In less than a month, ‘social distancing’ has become the newest addition to our lexicon. In any other context, people would surely describe the term’s spread as viral, but that seems more than a bit insensitive. We have focused on trading handshakes for elbow bumps, offices for telecommutes, and campuses for laptops. This makes sense given the immediate priority to flatten the curve and prevent the spread of the coronavirus, but it’s also important to understand why we are taking the actions we are and anticipate the upcoming discussions.
What we know about the coronavirus seems to be matched by what we don’t – it’s origins, it’s transmission, and it’s trajectory could each inspire a debate with conflicting evidence and opinions. While we can all agree on the basic recommendations – wash your hands, avoid crowds, self-quarantine if you are sick – we’re already seeing Congress debate how to best stimulate the economy, academics grappling with closed schools, and national security experts evaluating the cybersecurity and misinformation vulnerabilities.
Half of Americans couldn’t come up with $400 in case of an emergency. For years, we saw that headline and debates around it, whether it was valid or not.

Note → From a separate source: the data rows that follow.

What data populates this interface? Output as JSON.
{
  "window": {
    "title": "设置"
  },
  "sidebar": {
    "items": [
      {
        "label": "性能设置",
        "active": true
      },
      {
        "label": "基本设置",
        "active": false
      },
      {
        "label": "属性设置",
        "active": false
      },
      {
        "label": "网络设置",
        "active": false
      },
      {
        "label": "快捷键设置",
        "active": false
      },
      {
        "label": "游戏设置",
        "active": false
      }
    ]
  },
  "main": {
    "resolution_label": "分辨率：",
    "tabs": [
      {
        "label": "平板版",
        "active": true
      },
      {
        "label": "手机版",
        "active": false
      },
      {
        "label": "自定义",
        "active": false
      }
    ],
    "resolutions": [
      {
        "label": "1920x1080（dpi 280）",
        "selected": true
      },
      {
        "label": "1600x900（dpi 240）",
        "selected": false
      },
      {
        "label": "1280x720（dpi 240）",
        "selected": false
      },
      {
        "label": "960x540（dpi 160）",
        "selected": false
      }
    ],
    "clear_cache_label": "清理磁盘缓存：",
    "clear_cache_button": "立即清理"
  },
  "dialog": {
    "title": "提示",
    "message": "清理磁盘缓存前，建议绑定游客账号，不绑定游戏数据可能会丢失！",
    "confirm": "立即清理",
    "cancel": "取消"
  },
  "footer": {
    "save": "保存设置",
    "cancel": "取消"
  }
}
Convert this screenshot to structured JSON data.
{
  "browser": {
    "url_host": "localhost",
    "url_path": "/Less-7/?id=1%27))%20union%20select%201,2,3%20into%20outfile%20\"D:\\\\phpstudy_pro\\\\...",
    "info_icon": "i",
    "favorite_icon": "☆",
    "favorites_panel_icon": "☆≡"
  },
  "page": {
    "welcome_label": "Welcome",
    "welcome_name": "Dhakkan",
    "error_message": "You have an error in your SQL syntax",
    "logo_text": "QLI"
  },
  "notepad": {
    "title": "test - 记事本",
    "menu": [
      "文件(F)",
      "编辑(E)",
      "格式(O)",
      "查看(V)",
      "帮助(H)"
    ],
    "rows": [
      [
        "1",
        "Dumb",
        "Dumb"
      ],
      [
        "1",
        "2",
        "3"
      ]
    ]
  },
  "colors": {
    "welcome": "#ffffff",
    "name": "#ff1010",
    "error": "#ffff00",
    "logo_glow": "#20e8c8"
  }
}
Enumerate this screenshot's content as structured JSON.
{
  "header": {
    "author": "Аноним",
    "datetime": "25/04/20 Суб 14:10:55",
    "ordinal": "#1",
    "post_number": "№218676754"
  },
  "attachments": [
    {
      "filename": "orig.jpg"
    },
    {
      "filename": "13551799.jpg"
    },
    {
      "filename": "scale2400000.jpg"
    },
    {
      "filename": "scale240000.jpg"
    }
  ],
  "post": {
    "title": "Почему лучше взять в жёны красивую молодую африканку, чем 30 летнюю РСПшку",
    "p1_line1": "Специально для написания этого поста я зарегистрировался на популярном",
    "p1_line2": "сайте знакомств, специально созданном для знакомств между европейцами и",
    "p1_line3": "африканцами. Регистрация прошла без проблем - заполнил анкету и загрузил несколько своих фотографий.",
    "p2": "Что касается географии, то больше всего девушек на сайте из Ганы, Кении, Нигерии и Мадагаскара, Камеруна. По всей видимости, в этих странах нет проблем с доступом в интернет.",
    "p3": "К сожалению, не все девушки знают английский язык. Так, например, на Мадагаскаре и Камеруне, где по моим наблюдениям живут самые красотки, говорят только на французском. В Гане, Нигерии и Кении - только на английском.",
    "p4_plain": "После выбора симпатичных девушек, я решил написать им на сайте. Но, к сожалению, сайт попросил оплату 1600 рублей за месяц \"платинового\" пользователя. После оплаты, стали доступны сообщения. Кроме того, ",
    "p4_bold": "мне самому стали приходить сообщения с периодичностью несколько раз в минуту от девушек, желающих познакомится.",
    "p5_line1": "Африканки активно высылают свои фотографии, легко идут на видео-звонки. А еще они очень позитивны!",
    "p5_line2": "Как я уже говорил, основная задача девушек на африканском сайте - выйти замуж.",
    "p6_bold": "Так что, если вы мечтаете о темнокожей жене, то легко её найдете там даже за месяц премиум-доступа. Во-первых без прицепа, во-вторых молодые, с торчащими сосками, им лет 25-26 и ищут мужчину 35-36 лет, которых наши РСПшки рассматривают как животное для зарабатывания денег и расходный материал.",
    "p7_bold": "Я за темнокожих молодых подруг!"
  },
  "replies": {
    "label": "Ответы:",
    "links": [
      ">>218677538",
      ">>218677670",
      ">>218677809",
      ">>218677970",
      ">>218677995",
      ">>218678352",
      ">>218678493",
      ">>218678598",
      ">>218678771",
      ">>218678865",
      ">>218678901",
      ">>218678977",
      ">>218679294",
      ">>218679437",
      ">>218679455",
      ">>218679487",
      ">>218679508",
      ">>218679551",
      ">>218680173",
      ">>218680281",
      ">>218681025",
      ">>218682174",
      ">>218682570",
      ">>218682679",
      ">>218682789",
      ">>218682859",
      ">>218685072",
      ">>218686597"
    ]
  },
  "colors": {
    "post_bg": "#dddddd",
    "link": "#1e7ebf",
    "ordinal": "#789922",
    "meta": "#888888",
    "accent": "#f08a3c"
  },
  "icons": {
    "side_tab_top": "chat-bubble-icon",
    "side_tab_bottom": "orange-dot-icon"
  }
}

But now we’re seeing the real-life consequences of it, due to the coronavirus. And, although it may be a little bit late to prepare for this emergency, there’s a lot we can do going forward to learn from it. The first thing we can do is to teach young people about money. It’s actually been shown that most of our money habits are established by the time we’re seven years old. When you look at a slightly older crowd, Millennials – people going up to 35, there was actually a study done in February by TIAA Institute that showed that 84% were financially illiterate. More’s got to be done to educate people and better equip them to handle money and when you look at the crisis we’re in, there’s some pretty good real-life examples that we can learn from. The second thing we can do is to take our national debt and refinance it. We need to demand that leaders in Washington and around the country take action, because last year, we spent about $400 billion dollars on interest payments. To put that in context, the entire Medicaid program only cost about $440 billion dollars. If we can refinance the debt and reduce some of those interest payments, we can free up hundreds of billions of dollars that’s desperately needed.
In person classes have been canceled. The remainder of the students who have coursework are doing it online. All students, thus, have been requested by the university to leave campus. I myself, am living in an apartment off campus, so this does not apply to me. Those students have received [housing] refunds for the portion of the semester that they would not be living within their dorms. However, there’s still some animosity as to whether or not students will be able to retrieve their belongings from their rooms. So, there’s definitely some animosity surrounding that.
As per the ongoing environment here on campus: aside from the courses that are being done via Zoom and via other conferencing software, there is not very much activity on campus at all. Aside from some professors who are still occupying their offices and staff who are maintaining the infrastructure on campus, there really is not much life here at all. You could walk five blocks in any direction at any time of the day, and you’ll probably hardly see a single soul in sight. Maybe there’ll be the occasional automobile passing by, especially during rush hour. There are still individuals working within the district, but it’s definitely, pretty deserted to say the least here in central Washington, DC. As for the student experience, I’d say at this point most students aren’t expecting that. This ongoing pandemic has brought about a different set of circumstances then what you would expect. So, I don’t think any students are really expecting the full GW University experience. There’s definitely still some lingering animosities and I still think that a lot of students are transitioning into the next month and a half of courses and exams being submitted digitally.
As soon as the effects of the coronavirus began impacting the United States, many companies began shifting entirely to a work-from-home model. A few weeks after the initial reality of the crisis set in, a majority of the service economy had shifted to remote work. In the days to come, this quick, yet unexpected shift will put corporate cyber-security to the test. A unique element of this titanic shift in operations is how nearly every business activity and communication will now have the potential to be exposed to hackers. While cyber-attacks often remain undetected for years, companies may face more direct and brutal attacks designed to devastate operations entirely. Over the last month and a half, according to Check Point Software Technologies, there’s been a tenfold surge in the number of new registered domains, with a “major increase” in ones that include the names “Zoom.” And while only 0.8% were malicious, 19% were considered suspicious. Similarly, Fourth View has seen an uptick in attempts to login to its content management system. These attacks have not been and will not be limited to just businesses alone. Critical online health infrastructure has already been attacked from “unknown” actors with the intent of preventing the spread of crucial public health information. As more Americans are relying on the internet than ever before for essential health and income needs, internet security has become a national security issue.